February 6, 2020
Scott Glacier, Alberta in 1987 and 2019 Landsat images. Yellow arrow indicates the 2019 terminus location and Point A and B are areas of bedrock expansion amidst the glacier.
Scott Glacier is the largest outlet glacier of the Hooker Icefield the drains into the Whirpool River and then the Athabasca River. The icefield straddles the BC/Alberta border. Jiskoot et al (2009) examined the behavior of the Clemenceau-Chaba Icefield, 25 km south finding that from the mid 1980’s to 2001 the Clemenceau Icefield glaciers lost 42 square kilometers, or 14% of their area. On Columbia Icefield 60 km to the southeast Tennant and Menounos (2013) found that from 1919-2009 glaciers had a mean retreat of 1150 m and mean thinning of 49 m for glaciers, with the fastest rate of loss from 2000-2009.
The Scott Glacier in 1987 had terminated at 1500 m, within 300 m of an alpine lake. At Point A there is a convex aspect to the glacier as it passes over a subglacial knob. The snowline is near this knob at 2200 m. In 1998 there is limited retreat of the main terminus and Point A is still beneath the ice. The snowline is just above Point A at 2250 m. In 2014 the glacier has retreated to the base of a step at ~1800 m. The snowline is well above Point A at 2450 m. In 2019 the terminus has retreated 750 m since 1987. Point A has emerged as a bedrock knob at the glacier surface. At Point B a rock rib has widened since 1987 and extends further into the heart of the glacier. The snowline in 2019 is at 2400 m at the end of July.
Scott Glacier, Alberta in 1998 and 2014 Landsat images. Yellow arrow indicates the 2019 terminus location and Point A and B are areas of bedrock expansion amidst the glacier.
Scott Glacier map indicating the glacier margins in the 1990’s.

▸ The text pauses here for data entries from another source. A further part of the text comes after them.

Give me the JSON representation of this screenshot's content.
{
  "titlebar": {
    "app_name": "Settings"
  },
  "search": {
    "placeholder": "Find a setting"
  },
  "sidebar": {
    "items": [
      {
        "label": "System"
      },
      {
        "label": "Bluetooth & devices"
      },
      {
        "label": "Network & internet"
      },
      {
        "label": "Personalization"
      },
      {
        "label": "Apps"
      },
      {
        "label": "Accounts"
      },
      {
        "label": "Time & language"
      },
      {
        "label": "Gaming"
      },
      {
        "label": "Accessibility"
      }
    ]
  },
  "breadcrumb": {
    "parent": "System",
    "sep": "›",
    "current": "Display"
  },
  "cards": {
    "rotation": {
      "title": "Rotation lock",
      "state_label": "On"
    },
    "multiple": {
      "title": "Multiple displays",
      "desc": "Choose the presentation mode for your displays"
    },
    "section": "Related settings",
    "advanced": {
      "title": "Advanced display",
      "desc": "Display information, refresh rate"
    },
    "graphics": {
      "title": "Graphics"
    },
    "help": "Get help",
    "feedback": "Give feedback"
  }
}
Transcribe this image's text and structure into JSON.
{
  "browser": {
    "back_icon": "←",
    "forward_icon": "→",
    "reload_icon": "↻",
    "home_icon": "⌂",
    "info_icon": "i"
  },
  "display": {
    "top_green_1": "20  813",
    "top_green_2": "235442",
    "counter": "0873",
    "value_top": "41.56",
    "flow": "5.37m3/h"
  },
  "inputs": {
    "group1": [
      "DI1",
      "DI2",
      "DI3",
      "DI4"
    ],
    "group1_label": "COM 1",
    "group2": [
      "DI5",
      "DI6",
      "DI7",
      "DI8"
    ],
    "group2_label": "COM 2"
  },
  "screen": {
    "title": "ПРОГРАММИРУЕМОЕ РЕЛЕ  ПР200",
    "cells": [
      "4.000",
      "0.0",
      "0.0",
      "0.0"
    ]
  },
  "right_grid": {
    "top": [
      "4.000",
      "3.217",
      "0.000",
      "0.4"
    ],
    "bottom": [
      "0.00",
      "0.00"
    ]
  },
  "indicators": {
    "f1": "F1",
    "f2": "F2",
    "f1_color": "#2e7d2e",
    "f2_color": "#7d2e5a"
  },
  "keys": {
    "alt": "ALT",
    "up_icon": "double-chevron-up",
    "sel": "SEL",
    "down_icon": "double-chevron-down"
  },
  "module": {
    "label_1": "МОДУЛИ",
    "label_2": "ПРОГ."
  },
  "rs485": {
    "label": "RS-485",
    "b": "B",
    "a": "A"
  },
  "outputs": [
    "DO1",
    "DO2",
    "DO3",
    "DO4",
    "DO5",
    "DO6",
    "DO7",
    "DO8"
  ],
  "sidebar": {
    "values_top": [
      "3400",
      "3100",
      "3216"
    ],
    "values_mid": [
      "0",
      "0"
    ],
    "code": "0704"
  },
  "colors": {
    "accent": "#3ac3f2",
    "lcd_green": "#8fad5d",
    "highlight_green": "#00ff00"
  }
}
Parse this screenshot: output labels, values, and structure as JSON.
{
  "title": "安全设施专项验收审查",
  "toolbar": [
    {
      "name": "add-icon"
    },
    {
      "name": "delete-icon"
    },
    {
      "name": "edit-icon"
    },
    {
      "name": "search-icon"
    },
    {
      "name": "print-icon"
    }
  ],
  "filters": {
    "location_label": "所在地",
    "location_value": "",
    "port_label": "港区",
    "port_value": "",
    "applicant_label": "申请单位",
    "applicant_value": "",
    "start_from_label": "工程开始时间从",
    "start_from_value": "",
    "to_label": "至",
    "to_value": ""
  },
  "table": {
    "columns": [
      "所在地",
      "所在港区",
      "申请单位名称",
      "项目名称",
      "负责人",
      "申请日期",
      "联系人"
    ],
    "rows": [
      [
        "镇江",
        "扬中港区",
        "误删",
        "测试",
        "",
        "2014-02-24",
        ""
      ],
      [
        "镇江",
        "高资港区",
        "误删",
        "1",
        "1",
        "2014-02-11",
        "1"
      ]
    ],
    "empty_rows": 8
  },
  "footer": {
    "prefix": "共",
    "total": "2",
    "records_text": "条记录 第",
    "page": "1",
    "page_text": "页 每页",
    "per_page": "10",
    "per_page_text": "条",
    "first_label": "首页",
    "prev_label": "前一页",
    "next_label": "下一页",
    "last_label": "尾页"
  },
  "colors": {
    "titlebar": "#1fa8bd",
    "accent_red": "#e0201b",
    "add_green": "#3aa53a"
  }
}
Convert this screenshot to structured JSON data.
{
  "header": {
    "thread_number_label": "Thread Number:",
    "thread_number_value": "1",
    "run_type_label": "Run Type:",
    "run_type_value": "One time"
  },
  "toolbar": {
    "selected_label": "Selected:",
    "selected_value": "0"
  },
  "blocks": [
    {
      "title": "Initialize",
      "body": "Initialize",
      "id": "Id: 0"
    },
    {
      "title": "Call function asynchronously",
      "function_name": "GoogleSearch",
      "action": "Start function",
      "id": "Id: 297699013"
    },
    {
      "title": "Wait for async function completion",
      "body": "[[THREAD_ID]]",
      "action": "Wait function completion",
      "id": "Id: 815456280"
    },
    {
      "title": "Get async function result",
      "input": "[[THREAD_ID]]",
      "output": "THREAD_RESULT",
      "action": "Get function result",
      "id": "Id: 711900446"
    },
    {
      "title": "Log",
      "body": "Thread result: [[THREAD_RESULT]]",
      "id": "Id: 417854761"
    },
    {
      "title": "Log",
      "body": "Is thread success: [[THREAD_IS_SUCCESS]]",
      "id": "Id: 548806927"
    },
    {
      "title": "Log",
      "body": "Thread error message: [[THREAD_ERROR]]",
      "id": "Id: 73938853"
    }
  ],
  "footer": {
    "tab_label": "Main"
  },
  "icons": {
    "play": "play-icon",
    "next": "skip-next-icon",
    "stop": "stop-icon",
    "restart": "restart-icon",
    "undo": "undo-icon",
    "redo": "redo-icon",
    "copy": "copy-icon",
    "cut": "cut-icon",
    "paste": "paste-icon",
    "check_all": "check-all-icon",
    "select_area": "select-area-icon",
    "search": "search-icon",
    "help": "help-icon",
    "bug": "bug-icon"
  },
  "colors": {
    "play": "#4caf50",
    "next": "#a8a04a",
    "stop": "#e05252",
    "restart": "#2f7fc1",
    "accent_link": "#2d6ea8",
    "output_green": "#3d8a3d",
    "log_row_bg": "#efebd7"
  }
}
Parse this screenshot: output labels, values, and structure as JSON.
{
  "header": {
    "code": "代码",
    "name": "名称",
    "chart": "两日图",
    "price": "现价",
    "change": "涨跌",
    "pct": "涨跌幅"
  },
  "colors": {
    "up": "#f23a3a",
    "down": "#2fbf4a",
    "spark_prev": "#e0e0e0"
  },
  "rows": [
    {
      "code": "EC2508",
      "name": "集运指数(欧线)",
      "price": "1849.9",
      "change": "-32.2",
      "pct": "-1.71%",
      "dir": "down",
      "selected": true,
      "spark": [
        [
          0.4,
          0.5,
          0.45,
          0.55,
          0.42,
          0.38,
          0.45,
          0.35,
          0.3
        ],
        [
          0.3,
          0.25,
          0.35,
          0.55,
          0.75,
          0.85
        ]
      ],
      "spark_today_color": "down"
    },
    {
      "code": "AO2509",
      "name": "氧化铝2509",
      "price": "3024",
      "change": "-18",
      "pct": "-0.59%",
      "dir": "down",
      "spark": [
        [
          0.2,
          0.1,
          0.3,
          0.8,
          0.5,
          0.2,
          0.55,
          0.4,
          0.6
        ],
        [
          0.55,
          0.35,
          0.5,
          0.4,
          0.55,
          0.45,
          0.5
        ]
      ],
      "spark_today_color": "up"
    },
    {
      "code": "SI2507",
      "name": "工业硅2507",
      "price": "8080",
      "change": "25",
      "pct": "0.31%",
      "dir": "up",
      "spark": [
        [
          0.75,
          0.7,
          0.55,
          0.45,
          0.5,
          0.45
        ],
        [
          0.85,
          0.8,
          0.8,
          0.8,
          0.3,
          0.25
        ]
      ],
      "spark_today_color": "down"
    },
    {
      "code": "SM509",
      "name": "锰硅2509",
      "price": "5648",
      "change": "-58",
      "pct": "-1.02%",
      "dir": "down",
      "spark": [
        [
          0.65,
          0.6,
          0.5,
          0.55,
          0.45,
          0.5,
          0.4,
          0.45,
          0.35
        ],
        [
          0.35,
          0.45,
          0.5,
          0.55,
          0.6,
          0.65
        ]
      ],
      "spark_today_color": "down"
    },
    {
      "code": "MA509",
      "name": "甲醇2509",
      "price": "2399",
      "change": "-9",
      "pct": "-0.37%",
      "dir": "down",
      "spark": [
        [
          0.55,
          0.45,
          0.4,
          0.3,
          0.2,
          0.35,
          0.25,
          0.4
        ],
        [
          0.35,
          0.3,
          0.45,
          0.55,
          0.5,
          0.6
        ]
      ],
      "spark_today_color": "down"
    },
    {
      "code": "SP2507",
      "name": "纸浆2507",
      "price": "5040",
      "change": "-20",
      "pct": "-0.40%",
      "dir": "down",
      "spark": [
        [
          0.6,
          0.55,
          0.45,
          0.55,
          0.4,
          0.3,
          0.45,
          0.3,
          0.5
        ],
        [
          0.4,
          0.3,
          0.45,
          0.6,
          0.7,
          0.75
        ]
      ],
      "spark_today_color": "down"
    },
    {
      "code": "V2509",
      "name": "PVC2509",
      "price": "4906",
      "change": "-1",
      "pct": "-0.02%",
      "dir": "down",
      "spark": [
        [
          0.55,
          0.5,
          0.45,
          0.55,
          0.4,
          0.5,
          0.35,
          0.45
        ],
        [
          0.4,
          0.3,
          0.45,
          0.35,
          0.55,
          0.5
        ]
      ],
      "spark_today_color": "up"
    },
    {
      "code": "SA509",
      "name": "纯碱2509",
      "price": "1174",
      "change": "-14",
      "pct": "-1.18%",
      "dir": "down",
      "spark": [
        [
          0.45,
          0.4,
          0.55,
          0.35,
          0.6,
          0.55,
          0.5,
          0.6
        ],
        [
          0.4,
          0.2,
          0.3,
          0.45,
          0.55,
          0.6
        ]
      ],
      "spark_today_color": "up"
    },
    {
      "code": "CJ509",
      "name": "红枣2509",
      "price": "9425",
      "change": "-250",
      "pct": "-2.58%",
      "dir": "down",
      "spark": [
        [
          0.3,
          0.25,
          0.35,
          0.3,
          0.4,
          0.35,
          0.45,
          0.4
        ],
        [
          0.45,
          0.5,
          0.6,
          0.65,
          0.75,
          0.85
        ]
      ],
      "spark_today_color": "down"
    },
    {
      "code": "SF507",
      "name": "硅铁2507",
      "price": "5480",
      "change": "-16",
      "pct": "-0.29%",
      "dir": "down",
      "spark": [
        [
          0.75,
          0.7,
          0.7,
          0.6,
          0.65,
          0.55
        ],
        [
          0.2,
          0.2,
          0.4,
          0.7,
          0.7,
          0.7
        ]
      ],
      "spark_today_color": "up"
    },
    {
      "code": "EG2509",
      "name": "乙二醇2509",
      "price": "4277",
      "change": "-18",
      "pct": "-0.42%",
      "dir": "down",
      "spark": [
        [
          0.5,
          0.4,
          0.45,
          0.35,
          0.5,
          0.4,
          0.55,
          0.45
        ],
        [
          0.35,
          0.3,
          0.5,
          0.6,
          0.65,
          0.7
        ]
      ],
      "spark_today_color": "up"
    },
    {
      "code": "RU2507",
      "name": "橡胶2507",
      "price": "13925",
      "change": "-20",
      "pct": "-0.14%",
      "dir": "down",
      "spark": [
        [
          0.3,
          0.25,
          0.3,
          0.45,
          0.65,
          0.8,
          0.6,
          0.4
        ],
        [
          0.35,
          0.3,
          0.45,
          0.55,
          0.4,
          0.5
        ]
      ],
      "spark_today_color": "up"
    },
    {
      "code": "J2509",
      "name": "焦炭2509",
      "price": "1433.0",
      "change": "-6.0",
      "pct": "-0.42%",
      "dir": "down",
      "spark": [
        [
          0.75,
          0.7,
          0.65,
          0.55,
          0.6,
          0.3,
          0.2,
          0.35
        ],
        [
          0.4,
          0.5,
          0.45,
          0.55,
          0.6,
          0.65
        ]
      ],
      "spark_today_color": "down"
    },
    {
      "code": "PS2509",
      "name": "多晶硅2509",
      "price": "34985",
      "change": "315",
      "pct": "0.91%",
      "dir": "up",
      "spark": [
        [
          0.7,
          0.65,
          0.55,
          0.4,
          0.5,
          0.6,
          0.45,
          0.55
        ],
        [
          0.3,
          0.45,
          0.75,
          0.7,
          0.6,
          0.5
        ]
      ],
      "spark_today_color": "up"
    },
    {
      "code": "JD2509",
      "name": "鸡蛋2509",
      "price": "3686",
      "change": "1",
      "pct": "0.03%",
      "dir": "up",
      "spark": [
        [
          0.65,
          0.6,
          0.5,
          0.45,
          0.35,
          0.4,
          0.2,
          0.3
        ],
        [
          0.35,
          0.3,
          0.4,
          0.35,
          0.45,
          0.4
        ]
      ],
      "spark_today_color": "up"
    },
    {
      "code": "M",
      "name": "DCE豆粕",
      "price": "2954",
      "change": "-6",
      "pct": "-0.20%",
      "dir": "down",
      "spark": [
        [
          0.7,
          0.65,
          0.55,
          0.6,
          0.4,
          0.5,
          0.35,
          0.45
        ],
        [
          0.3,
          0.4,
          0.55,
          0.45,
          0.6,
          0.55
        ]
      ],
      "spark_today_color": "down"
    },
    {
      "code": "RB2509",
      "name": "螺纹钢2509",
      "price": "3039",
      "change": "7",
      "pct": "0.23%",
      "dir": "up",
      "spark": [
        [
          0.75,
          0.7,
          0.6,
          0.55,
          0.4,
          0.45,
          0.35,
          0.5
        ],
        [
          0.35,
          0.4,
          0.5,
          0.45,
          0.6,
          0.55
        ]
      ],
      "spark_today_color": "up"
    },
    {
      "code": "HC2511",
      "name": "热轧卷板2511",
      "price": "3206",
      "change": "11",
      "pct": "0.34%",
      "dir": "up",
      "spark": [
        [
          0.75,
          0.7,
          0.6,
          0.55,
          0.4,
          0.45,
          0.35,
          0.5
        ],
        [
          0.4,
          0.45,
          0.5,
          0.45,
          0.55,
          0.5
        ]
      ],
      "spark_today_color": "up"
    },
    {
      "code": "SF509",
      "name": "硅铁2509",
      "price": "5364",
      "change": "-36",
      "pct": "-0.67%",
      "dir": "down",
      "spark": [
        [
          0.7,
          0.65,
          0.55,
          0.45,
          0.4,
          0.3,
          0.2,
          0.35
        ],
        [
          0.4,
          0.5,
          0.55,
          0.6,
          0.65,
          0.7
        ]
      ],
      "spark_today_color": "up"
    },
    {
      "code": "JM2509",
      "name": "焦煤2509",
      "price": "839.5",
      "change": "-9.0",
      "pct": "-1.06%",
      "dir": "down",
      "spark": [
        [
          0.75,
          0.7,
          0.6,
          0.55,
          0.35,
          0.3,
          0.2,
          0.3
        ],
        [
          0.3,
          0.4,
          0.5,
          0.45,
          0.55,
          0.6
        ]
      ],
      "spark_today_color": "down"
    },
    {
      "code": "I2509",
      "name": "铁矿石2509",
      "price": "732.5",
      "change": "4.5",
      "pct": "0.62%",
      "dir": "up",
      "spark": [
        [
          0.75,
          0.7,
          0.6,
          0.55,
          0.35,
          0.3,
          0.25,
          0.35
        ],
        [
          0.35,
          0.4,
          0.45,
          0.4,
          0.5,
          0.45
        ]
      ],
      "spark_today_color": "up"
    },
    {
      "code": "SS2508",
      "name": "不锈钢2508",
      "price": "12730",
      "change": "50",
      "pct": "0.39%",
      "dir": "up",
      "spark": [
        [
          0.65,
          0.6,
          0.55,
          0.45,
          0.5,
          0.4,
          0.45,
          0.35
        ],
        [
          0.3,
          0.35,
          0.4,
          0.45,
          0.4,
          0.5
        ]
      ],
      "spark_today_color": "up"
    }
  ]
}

Scott Glacier Digital Globe image indicating 1987 terminus location (red arrow) and 2019 terminus location yellow arrow. Point A is where bedrock is emerging and Point B is where the bedrock ridge is extending across glacier. Both Point A and B indicate bedrock steps that the glacier steepens as it flows over. The glacier remains crevassed to the front indicating no stagnant zone.